→ Data for review:
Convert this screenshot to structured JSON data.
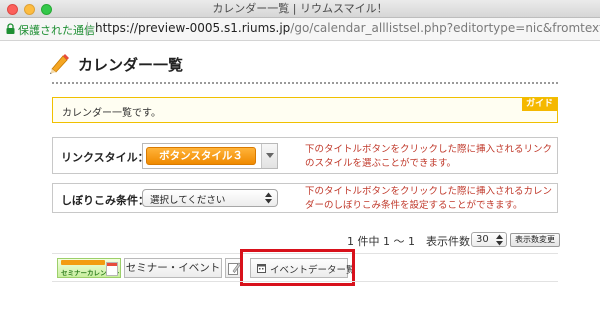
{
  "window": {
    "title": "カレンダー一覧 | リウムスマイル！"
  },
  "addressbar": {
    "secure_label": "保護された通信",
    "url_main": "https://preview-0005.s1.riums.jp",
    "url_rest": "/go/calendar_alllistsel.php?editortype=nic&fromtextareaid=contents."
  },
  "page": {
    "title": "カレンダー一覧"
  },
  "guide": {
    "text": "カレンダー一覧です。",
    "badge": "ガイド"
  },
  "link_style": {
    "label": "リンクスタイル：",
    "selected": "ボタンスタイル３",
    "help": "下のタイトルボタンをクリックした際に挿入されるリンクのスタイルを選ぶことができます。"
  },
  "filter": {
    "label": "しぼりこみ条件：",
    "selected": "選択してください",
    "help": "下のタイトルボタンをクリックした際に挿入されるカレンダーのしぼりこみ条件を設定することができます。"
  },
  "pager": {
    "summary": "1 件中 1 ～ 1　表示件数：",
    "per_page": "30",
    "change_button": "表示数変更"
  },
  "toolbar": {
    "banner_text": "セミナーカレンダー",
    "seminar_event_button": "セミナー・イベント",
    "event_data_button": "イベントデーター覧"
  },
  "colors": {
    "accent_orange": "#f08a00",
    "guide_yellow": "#f5b800",
    "help_red": "#c0392b",
    "highlight_red": "#d8111b",
    "secure_green": "#1e8f33"
  }
}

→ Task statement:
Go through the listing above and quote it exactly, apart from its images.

→ Result for this exercise:
Convert this screenshot to structured JSON data.
{
  "window": {
    "title": "カレンダー一覧 | リウムスマイル！"
  },
  "addressbar": {
    "secure_label": "保護された通信",
    "url_main": "https://preview-0005.s1.riums.jp",
    "url_rest": "/go/calendar_alllistsel.php?editortype=nic&fromtextareaid=contents."
  },
  "page": {
    "title": "カレンダー一覧"
  },
  "guide": {
    "text": "カレンダー一覧です。",
    "badge": "ガイド"
  },
  "link_style": {
    "label": "リンクスタイル：",
    "selected": "ボタンスタイル３",
    "help": "下のタイトルボタンをクリックした際に挿入されるリンクのスタイルを選ぶことができます。"
  },
  "filter": {
    "label": "しぼりこみ条件：",
    "selected": "選択してください",
    "help": "下のタイトルボタンをクリックした際に挿入されるカレンダーのしぼりこみ条件を設定することができます。"
  },
  "pager": {
    "summary": "1 件中 1 ～ 1　表示件数：",
    "per_page": "30",
    "change_button": "表示数変更"
  },
  "toolbar": {
    "banner_text": "セミナーカレンダー",
    "seminar_event_button": "セミナー・イベント",
    "event_data_button": "イベントデーター覧"
  },
  "colors": {
    "accent_orange": "#f08a00",
    "guide_yellow": "#f5b800",
    "help_red": "#c0392b",
    "highlight_red": "#d8111b",
    "secure_green": "#1e8f33"
  }
}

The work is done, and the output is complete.